But that does not mean nothing is going on. As AAF’s Christopher Holt notes in his detailed survey, “In fact, 30 states have enacted some level of SMB protections for patients, and a number of states including Michigan, Ohio, and Pennsylvania are currently debating new legislation.” Even more important, the states appear to have coalesced around a few general approaches. This suggests, first, that it is possible to get bipartisan agreement on a way to address SMBs and, second, that the state actions provide a concise menu of federal options.
Recall that a surprise medical bill occurs when the patient receives a bill from a provider who is not in her insurance company’s network. The canonical circumstances are emergency care where there is no choice but to use out-of-network (OON) providers or non-emergency care where the patient assumes that all the providers are in network, but at least one is not. A common example is a scheduled surgery at in in-network hospital but where the anesthesiologist is out-of-network.
What have the states done? “State lawmakers and regulators have largely unified around the principle of holding patients harmless for any additional costs beyond their in-network deductibles and cost-sharing requirements when they receive OON services due to circumstances beyond their control, and further that patients should be excluded from payment disputes between payers and providers.”
That’s great.
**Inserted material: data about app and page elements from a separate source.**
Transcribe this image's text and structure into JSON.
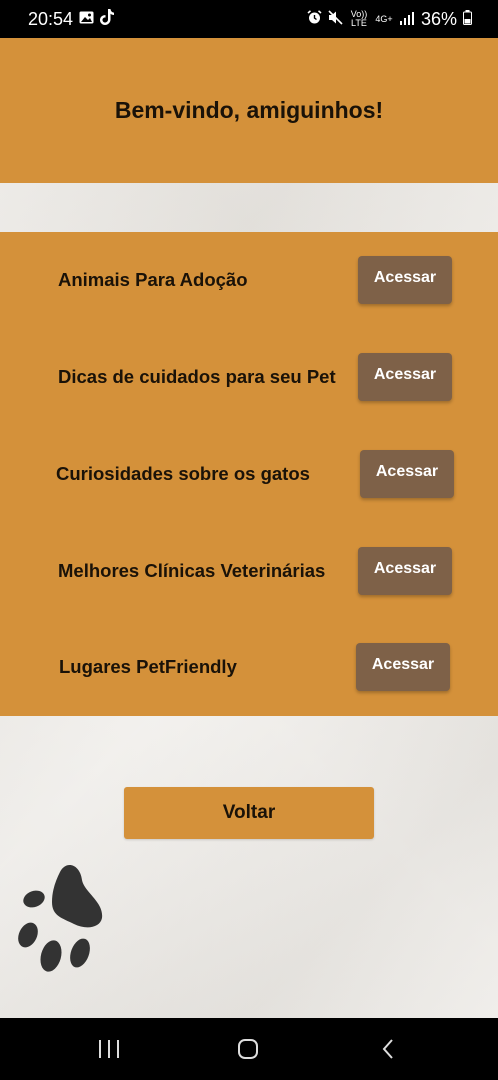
{
  "status_bar": {
    "time": "20:54",
    "battery": "36%",
    "left_icons": [
      "gallery-icon",
      "tiktok-icon"
    ],
    "right_icons": [
      "alarm-icon",
      "mute-icon",
      "volte-icon",
      "4g-icon",
      "signal-icon",
      "battery-icon"
    ],
    "volte_label": "Vo)) LTE",
    "network_label": "4G+"
  },
  "header": {
    "title": "Bem-vindo, amiguinhos!"
  },
  "menu": {
    "items": [
      {
        "label": "Animais Para Adoção",
        "button": "Acessar"
      },
      {
        "label": "Dicas de cuidados para seu Pet",
        "button": "Acessar"
      },
      {
        "label": "Curiosidades sobre os gatos",
        "button": "Acessar"
      },
      {
        "label": "Melhores Clínicas Veterinárias",
        "button": "Acessar"
      },
      {
        "label": "Lugares PetFriendly",
        "button": "Acessar"
      }
    ]
  },
  "back_button": {
    "label": "Voltar"
  },
  "decoration": {
    "icon": "paw-print-icon"
  },
  "nav_bar": {
    "icons": [
      "recent-apps-icon",
      "home-icon",
      "back-icon"
    ]
  },
  "colors": {
    "accent": "#d4913a",
    "button": "#7e6148",
    "background": "#ebe8e3",
    "text": "#1a1208"
  }
}
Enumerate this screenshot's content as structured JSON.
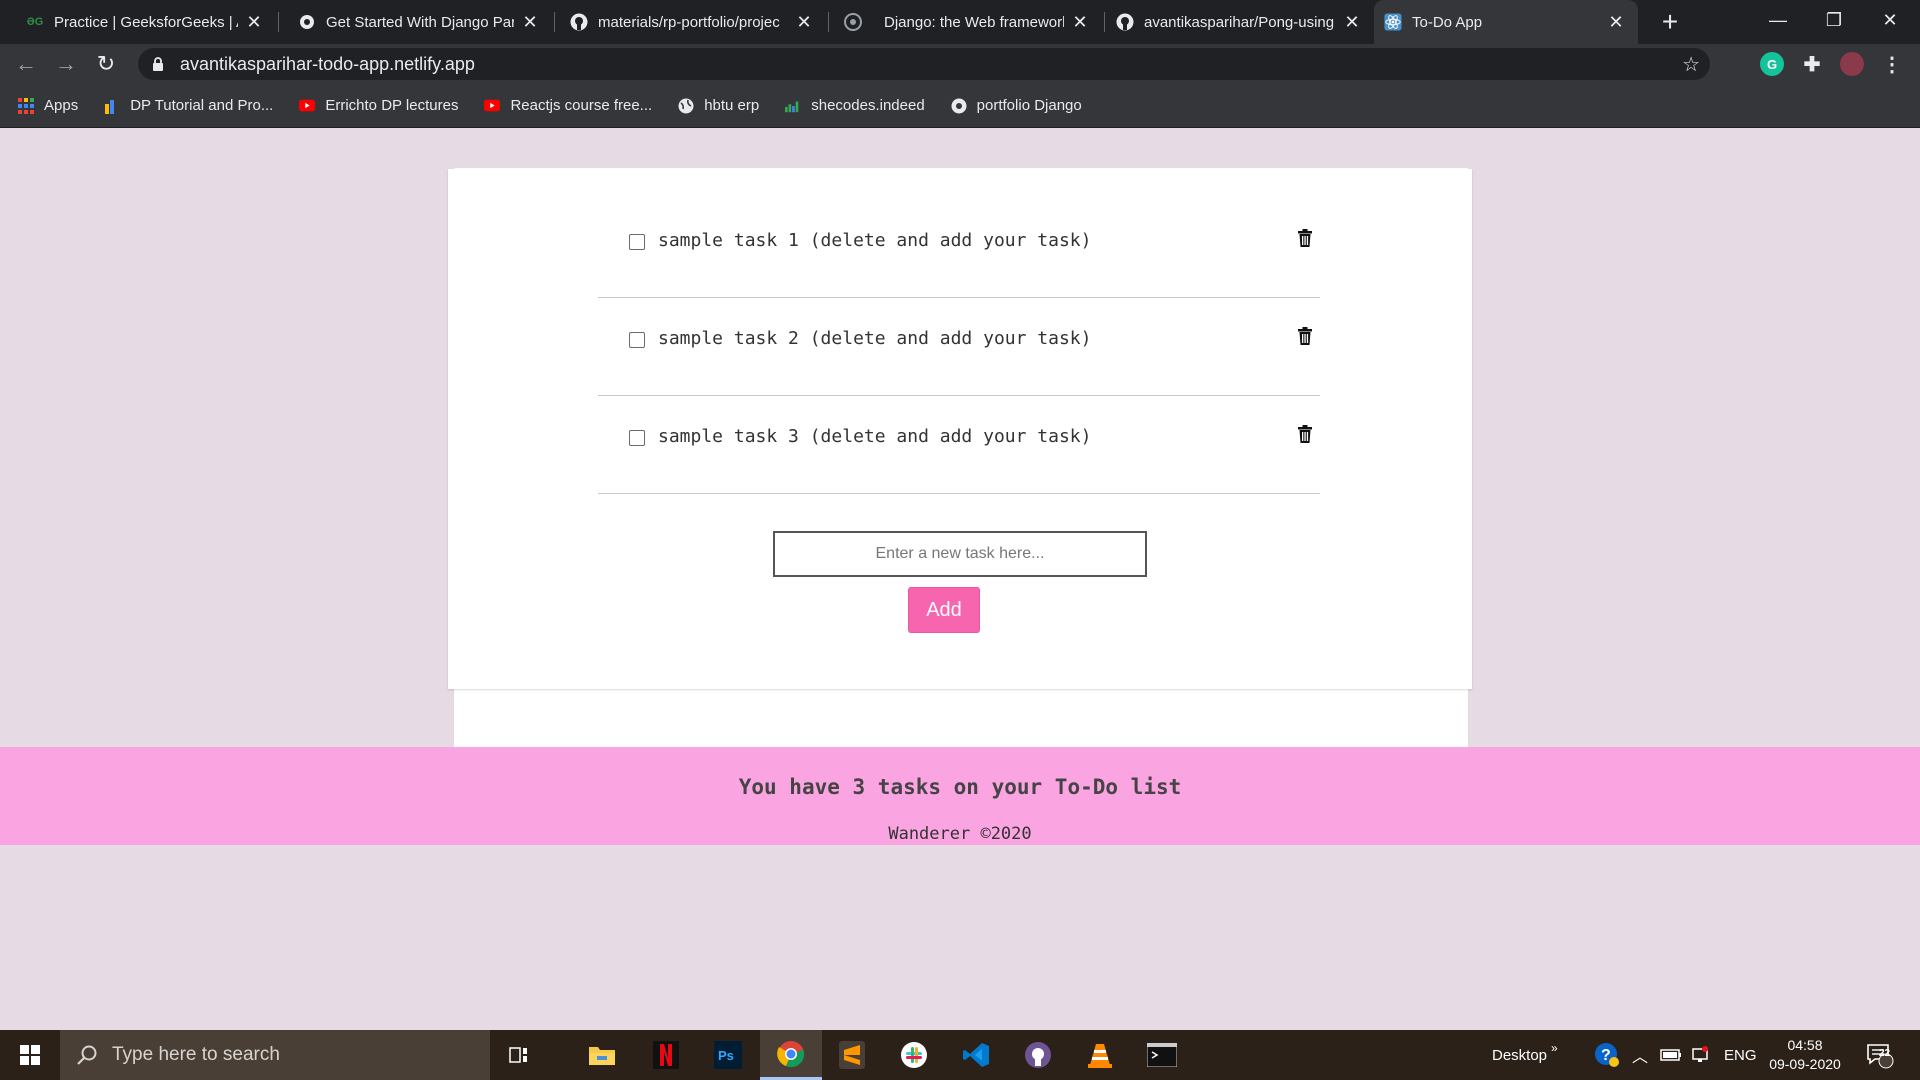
{
  "browser": {
    "tabs": [
      {
        "title": "Practice | GeeksforGeeks | A c",
        "favicon": "geeksforgeeks-icon",
        "active": false
      },
      {
        "title": "Get Started With Django Part",
        "favicon": "python-icon",
        "active": false
      },
      {
        "title": "materials/rp-portfolio/projec",
        "favicon": "github-icon",
        "active": false
      },
      {
        "title": "Django: the Web framework",
        "favicon": "django-icon",
        "active": false
      },
      {
        "title": "avantikasparihar/Pong-using",
        "favicon": "github-icon",
        "active": false
      },
      {
        "title": "To-Do App",
        "favicon": "react-icon",
        "active": true
      }
    ],
    "url": "avantikasparihar-todo-app.netlify.app",
    "bookmarks": [
      {
        "label": "Apps",
        "icon": "apps-grid-icon"
      },
      {
        "label": "DP Tutorial and Pro...",
        "icon": "bookmark-chart-icon"
      },
      {
        "label": "Errichto DP lectures",
        "icon": "youtube-icon"
      },
      {
        "label": "Reactjs course free...",
        "icon": "youtube-icon"
      },
      {
        "label": "hbtu erp",
        "icon": "globe-icon"
      },
      {
        "label": "shecodes.indeed",
        "icon": "bookmark-bars-icon"
      },
      {
        "label": "portfolio Django",
        "icon": "python-icon"
      }
    ]
  },
  "todo": {
    "tasks": [
      {
        "text": "sample task 1 (delete and add your task)",
        "done": false
      },
      {
        "text": "sample task 2 (delete and add your task)",
        "done": false
      },
      {
        "text": "sample task 3 (delete and add your task)",
        "done": false
      }
    ],
    "input_placeholder": "Enter a new task here...",
    "add_label": "Add",
    "count_text": "You have 3 tasks on your To-Do list",
    "credit": "Wanderer ©2020"
  },
  "taskbar": {
    "search_placeholder": "Type here to search",
    "apps": [
      "task-view-icon",
      "file-explorer-icon",
      "netflix-icon",
      "photoshop-icon",
      "chrome-icon",
      "sublime-text-icon",
      "slack-icon",
      "vscode-icon",
      "github-desktop-icon",
      "vlc-icon",
      "terminal-icon"
    ],
    "desktop_label": "Desktop",
    "language": "ENG",
    "time": "04:58",
    "date": "09-09-2020",
    "notifications": "22"
  },
  "colors": {
    "page_bg": "#e6dae5",
    "footer_bg": "#fba4e2",
    "add_button": "#f765ae",
    "chrome_dark": "#202124",
    "chrome_mid": "#35363a"
  }
}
But if the patient does not pay the provider’s bill, that leaves only limited possibilities. At one extreme, the provider could get no reimbursement. At the other, the insurance company could cover the bill as charged. Or, there could be an insurer-provider settlement for an amount somewhere in between.
Of the 30 states that have acted, four have a regulated payment rate. Another 10 have mandated an independent dispute resolution process (IDRP) on insurers and providers. Another seven have essentially combined these approaches by regulating an initial, up-front payment and then having bargaining over any additional payment. For those keeping score at home, that totals 21 states, so nine states have no specified solution to the payment-determination process.
At least to my eye, two lessons seem clear. First, there is still a need for a federal standard to address SMBs in all circumstances. Second, the work in the states is a good roadmap for Congress in drafting legislation. Details will still matter, but the basic elements have been laid out by the states.
Fact of the Day
The August U-6 (the broadest measure of unemployment) decreased to 14.1 percent, reflecting declines in all measures of labor underutilization.